Two-time CART champion and 2003 Indianapolis 500 winner Gil de Ferran will join Honda Performance Development as a technical consultant and advisor.
“I have always had the utmost respect and admiration for Honda and its role in motorsports,” said de Ferran in a statement released by the manufacturer. “Honda has been a common thread in my racing career since we first worked to develop their Indy car engines in 1996, which led to winning races and championships, followed by my time in Formula One and the amazing Acura ARX-02a. Throughout our long and storied history, whatever role I played, we have developed a great, successful, enjoyable and effective working relationship. I look forward to contributing to Honda’s efforts once again.”

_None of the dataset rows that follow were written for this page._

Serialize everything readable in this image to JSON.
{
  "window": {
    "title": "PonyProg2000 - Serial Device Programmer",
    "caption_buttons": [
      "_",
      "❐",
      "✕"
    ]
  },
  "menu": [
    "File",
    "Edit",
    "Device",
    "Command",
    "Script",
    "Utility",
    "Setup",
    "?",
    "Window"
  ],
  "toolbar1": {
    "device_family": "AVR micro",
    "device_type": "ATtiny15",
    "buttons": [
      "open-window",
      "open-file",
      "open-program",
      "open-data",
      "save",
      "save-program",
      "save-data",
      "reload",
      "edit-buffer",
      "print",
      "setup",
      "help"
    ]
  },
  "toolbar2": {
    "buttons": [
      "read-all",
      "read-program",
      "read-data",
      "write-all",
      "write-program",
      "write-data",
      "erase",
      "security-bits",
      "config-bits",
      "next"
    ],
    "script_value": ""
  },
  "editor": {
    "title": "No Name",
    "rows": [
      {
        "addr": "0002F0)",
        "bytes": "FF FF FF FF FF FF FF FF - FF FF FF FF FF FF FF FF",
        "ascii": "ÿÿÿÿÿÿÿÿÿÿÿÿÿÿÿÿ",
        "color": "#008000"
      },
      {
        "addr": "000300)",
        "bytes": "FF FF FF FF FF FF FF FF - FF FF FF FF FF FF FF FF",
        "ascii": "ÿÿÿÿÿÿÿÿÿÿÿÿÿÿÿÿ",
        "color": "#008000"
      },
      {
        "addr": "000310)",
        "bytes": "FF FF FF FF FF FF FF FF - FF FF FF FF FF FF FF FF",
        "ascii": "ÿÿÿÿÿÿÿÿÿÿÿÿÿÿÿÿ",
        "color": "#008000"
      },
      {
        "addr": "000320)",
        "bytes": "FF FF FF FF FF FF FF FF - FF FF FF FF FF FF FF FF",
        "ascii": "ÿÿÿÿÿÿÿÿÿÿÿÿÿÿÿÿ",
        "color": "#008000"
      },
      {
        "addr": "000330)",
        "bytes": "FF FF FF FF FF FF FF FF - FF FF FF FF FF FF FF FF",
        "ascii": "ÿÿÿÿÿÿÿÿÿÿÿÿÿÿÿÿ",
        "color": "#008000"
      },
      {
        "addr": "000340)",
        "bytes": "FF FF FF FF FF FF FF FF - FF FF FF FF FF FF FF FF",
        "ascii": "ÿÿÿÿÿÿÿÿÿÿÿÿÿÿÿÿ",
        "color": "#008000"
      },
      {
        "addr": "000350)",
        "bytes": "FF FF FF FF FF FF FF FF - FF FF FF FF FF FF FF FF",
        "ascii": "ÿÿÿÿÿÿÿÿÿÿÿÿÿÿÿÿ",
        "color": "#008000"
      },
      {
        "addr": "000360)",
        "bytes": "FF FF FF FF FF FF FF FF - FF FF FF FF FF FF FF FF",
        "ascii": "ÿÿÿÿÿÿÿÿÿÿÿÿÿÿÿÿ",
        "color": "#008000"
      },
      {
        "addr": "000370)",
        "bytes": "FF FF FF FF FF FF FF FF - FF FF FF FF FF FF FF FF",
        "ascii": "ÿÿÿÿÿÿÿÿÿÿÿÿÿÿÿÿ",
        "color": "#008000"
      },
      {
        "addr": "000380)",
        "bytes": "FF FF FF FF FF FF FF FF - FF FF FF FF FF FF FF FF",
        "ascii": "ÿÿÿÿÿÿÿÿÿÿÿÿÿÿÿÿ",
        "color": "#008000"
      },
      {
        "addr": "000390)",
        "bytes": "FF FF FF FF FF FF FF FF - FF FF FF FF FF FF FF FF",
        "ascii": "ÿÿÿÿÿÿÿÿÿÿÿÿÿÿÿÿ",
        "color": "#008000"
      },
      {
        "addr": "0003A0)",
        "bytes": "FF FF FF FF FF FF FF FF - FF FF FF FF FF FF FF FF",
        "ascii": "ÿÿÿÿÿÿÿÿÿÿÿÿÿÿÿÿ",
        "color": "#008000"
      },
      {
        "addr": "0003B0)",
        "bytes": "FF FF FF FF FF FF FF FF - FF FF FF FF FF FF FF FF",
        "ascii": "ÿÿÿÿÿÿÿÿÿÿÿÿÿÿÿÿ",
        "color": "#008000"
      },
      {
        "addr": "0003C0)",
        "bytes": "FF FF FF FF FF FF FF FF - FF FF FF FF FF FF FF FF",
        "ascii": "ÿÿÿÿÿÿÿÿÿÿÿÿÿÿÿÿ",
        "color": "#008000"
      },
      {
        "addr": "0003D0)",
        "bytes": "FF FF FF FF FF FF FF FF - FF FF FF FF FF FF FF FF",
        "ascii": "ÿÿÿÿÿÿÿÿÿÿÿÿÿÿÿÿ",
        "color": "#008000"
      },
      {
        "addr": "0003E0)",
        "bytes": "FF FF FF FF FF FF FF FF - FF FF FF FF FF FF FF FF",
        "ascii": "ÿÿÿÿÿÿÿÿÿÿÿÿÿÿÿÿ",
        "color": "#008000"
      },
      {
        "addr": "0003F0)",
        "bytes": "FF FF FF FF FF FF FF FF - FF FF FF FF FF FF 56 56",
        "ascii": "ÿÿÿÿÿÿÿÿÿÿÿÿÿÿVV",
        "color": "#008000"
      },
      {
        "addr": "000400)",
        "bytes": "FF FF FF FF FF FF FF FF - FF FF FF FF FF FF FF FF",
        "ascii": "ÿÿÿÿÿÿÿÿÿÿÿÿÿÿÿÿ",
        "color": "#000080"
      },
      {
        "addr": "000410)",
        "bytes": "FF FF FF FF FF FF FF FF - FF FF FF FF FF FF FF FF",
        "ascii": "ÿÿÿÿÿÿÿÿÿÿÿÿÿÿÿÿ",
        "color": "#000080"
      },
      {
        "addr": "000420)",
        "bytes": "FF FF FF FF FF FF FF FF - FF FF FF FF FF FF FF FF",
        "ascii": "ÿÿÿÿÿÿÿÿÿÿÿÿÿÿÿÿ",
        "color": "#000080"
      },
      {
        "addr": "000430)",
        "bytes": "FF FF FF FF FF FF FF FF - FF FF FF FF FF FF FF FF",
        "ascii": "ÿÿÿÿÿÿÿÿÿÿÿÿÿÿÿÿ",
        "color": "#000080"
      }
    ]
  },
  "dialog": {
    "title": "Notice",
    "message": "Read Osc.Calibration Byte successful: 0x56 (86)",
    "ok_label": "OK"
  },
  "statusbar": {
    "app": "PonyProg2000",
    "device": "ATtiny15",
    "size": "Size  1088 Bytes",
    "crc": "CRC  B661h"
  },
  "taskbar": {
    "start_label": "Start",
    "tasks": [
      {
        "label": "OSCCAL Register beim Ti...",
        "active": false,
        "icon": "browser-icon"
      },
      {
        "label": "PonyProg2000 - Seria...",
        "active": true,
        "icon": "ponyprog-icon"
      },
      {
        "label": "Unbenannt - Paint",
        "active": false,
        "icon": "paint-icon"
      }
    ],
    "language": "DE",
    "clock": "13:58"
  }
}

For many years, De Ferran — known to his many fans as “The Professor” — has worked with the Honda/HPD camp. He won seven times in CART with Honda power, and also claimed an American Le Mans Series title in 2009 with the aforementioned Acura ARX-02a. In addition, the Brazilian served as the sporting director for Honda’s Formula One outfit from 2005 to 2007 and was a member of INDYCAR’s ICONIC committee, which was charged with creating the series’ new car concept that debuted last season.
“We’re thrilled to have Gil rejoin the HPD family as a technical consultant and advisor,” HPD president Art St. Cyr said. “It feels like a homecoming for us, as Gil has played such an important role for the Honda Racing effort in both open-wheel and sports-car racing for such a long time. His skills and expertise are almost impossible to duplicate, and we look forward to his continuing contributions to HPD’s racing programs.”

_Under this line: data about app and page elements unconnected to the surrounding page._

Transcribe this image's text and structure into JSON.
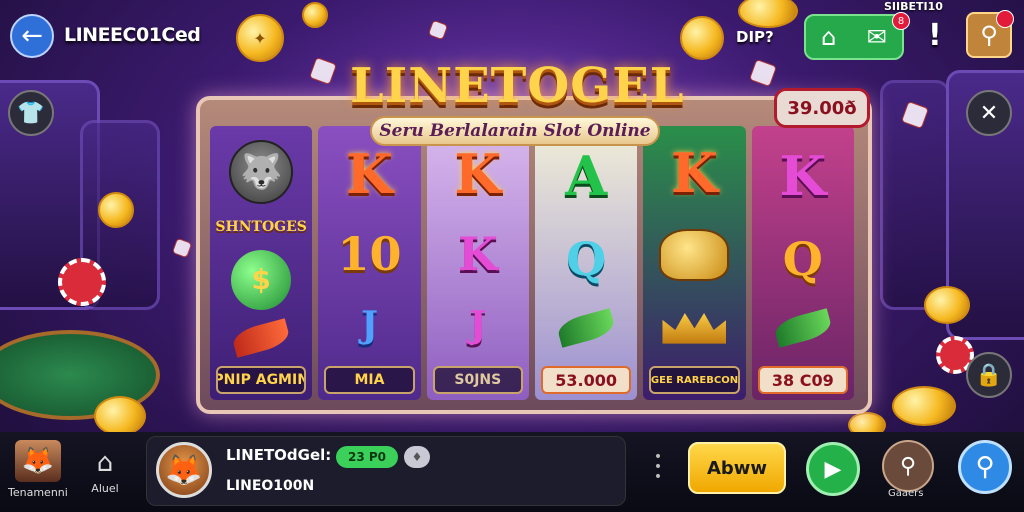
{
  "header": {
    "app_title": "LINEEC01Ced",
    "top_text": "DIP?",
    "corner_id": "SIIBETI10",
    "notification_badge": "8"
  },
  "game": {
    "logo": "LINETOGEL",
    "subtitle": "Seru Berlalarain Slot Online",
    "balance": "39.00ð",
    "reels": [
      {
        "label": "PNIP AGMIN",
        "top_label": "SHNTOGES"
      },
      {
        "label": "MIA",
        "top": "K",
        "mid": "10",
        "low": "J"
      },
      {
        "label": "S0JNS",
        "top": "K",
        "mid": "K",
        "low": "J"
      },
      {
        "label": "53.000",
        "top": "A",
        "mid": "Q"
      },
      {
        "label": "GEE RAREBCON",
        "top": "K"
      },
      {
        "label": "38 C09",
        "top": "K",
        "mid": "Q"
      }
    ]
  },
  "bottom": {
    "nav_tournament": "Tenamenni",
    "nav_home": "Aluel",
    "player_name": "LINETOdGel:",
    "player_chip": "23 P0",
    "player_sub": "LINEO100N",
    "action_label": "Abww",
    "search_caption": "Gaaers"
  },
  "colors": {
    "accent_green": "#26a94a",
    "accent_blue": "#2f8ae6",
    "action_yellow": "#ffd84a",
    "logo_gold": "#ffd34a"
  },
  "icons": [
    "back-arrow-icon",
    "shirt-icon",
    "home-icon",
    "message-icon",
    "alert-icon",
    "user-icon",
    "close-icon",
    "lock-icon",
    "play-icon",
    "search-icon"
  ]
}
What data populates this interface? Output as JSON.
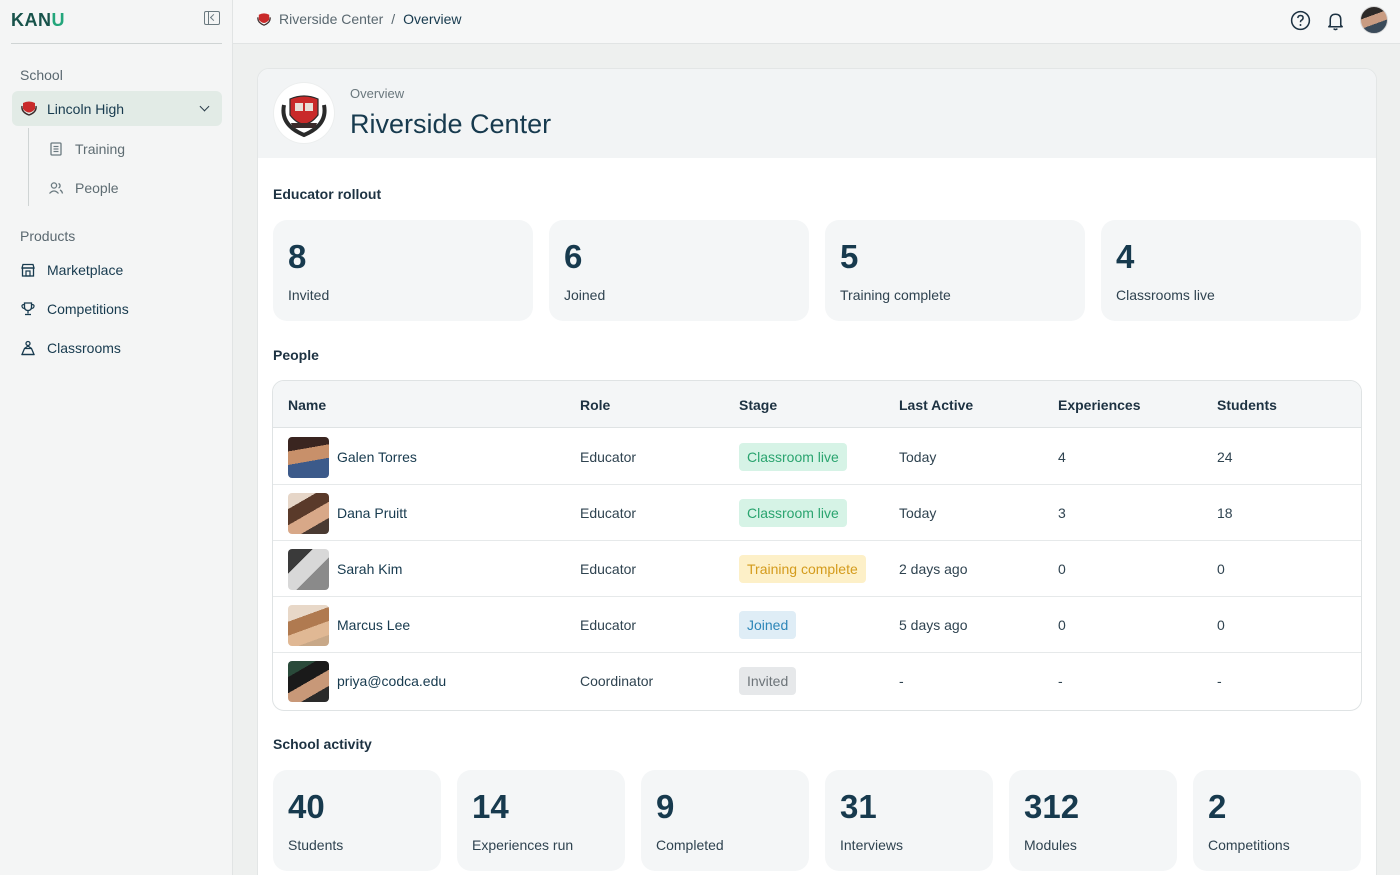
{
  "app": {
    "logo_k": "KAN",
    "logo_u": "U"
  },
  "sidebar": {
    "school_label": "School",
    "school_name": "Lincoln High",
    "sub_items": [
      "Training",
      "People"
    ],
    "products_label": "Products",
    "products": [
      "Marketplace",
      "Competitions",
      "Classrooms"
    ]
  },
  "topbar": {
    "breadcrumb_root": "Riverside Center",
    "breadcrumb_sep": "/",
    "breadcrumb_current": "Overview"
  },
  "header": {
    "subtitle": "Overview",
    "title": "Riverside Center"
  },
  "rollout": {
    "title": "Educator rollout",
    "stats": [
      {
        "value": "8",
        "label": "Invited"
      },
      {
        "value": "6",
        "label": "Joined"
      },
      {
        "value": "5",
        "label": "Training complete"
      },
      {
        "value": "4",
        "label": "Classrooms live"
      }
    ]
  },
  "people": {
    "title": "People",
    "columns": [
      "Name",
      "Role",
      "Stage",
      "Last Active",
      "Experiences",
      "Students"
    ],
    "rows": [
      {
        "name": "Galen Torres",
        "role": "Educator",
        "stage": "Classroom live",
        "last_active": "Today",
        "experiences": "4",
        "students": "24"
      },
      {
        "name": "Dana Pruitt",
        "role": "Educator",
        "stage": "Classroom live",
        "last_active": "Today",
        "experiences": "3",
        "students": "18"
      },
      {
        "name": "Sarah Kim",
        "role": "Educator",
        "stage": "Training complete",
        "last_active": "2 days ago",
        "experiences": "0",
        "students": "0"
      },
      {
        "name": "Marcus Lee",
        "role": "Educator",
        "stage": "Joined",
        "last_active": "5 days ago",
        "experiences": "0",
        "students": "0"
      },
      {
        "name": "priya@codca.edu",
        "role": "Coordinator",
        "stage": "Invited",
        "last_active": "-",
        "experiences": "-",
        "students": "-"
      }
    ]
  },
  "activity": {
    "title": "School activity",
    "stats": [
      {
        "value": "40",
        "label": "Students"
      },
      {
        "value": "14",
        "label": "Experiences run"
      },
      {
        "value": "9",
        "label": "Completed"
      },
      {
        "value": "31",
        "label": "Interviews"
      },
      {
        "value": "312",
        "label": "Modules"
      },
      {
        "value": "2",
        "label": "Competitions"
      }
    ]
  },
  "colors": {
    "brand": "#17524a",
    "accent": "#23a67b",
    "stage_live": "#2aa46f",
    "stage_training": "#d49b1c",
    "stage_joined": "#2d86b8",
    "stage_invited": "#6d7479"
  }
}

MotorSportsTalk continues its annual review of the Verizon IndyCar Series drivers that raced in 2017. The 2017 season behind the wheel was better for Ed Carpenter than either of the last two years, but still wasn’t ideal results-wise in his six oval starts.
Ed Carpenter, No. 20 Ed Carpenter Racing Chevrolet

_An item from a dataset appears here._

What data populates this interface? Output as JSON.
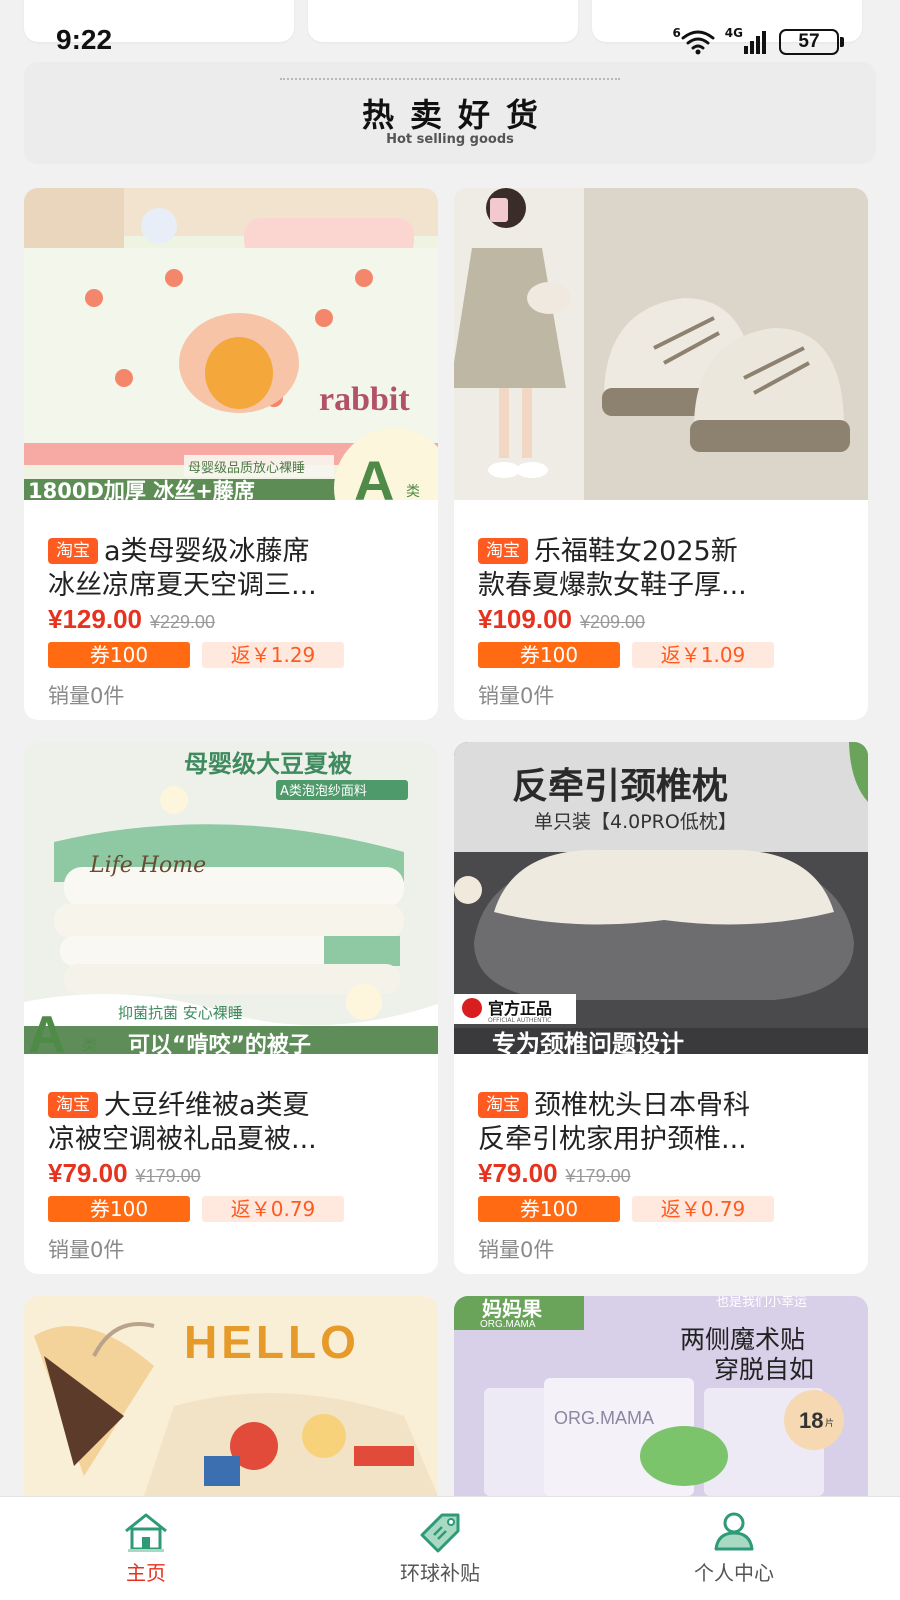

- 2016: 25th Place (5 Starts), Best Finish 18th, Best Start 5th, 0 Top-5, 0 Top-10, 1 Lap Led, 11.2 Avg. Start, 21.8 Avg. Finish
- 2017: 22nd Place (6 Starts), Best Finish 7th, Best Start 2nd, 0 Top-5, 1 Top-10, 5 Laps Led, 11.3 Avg. Start, 12.3 Avg. Finish
Ed Carpenter’s 2017 season was largely one of frustration, both behind the wheel and as a team owner.
While a respectable turnaround in results occurred – Carpenter finished between seventh and 12th in five of his six oval races after a nightmare season of ending 18th or worse in each of his 2016 starts – this is still not what he sets out to strive for in the races he does. Lost opportunities loomed larger than any official result he or the Ed Carpenter Racing team achieved.
Carpenter and new teammate JR Hildebrand, in for the departed Josef Newgarden, dominated preseason testing in Phoenix but Hildebrand could only muster third in the race, Carpenter a season-best seventh. Then at Indianapolis, Carpenter (second) and Hildebrand (sixth) flew the flag for Chevrolet in qualifying and practice pace, but they fell to 11th and 16th on race day owing to a front-wing change and late-race penalty for passing before a restart.
Both drivers got collected in incidents at Texas. Hildebrand qualified and finished a season-best second in Iowa but that result came only after the ECR crew rebuilt his car from a crash in practice. Then Carpenter had a practice crash in Pocono and despite a rapid rebuild, they missed the clock to qualify by mere minutes and were unable to do so. Carpenter’s spin on a slick Gateway track at the start of the race sent him over Will Power’s nose assembly in one of the scarier looking incidents of the year, although fortunately he was OK.
In a similar refrain as we often write, it’s not that Carpenter’s lost his ability to drive and he remains one of the series’ savviest and smartest people in the paddock. There have been a lot of extenuating circumstances of late, and it almost felt as though this team had “empty nest” components. Since September, Carpenter has had to secure his team’s future with a move away from its Speedway, Ind. shop, line up Spencer Pigot for a full-time drive replacing Hildebrand in the No. 21 car, find a new road/street course driver in the No. 20 car, and manage both driving and owning himself.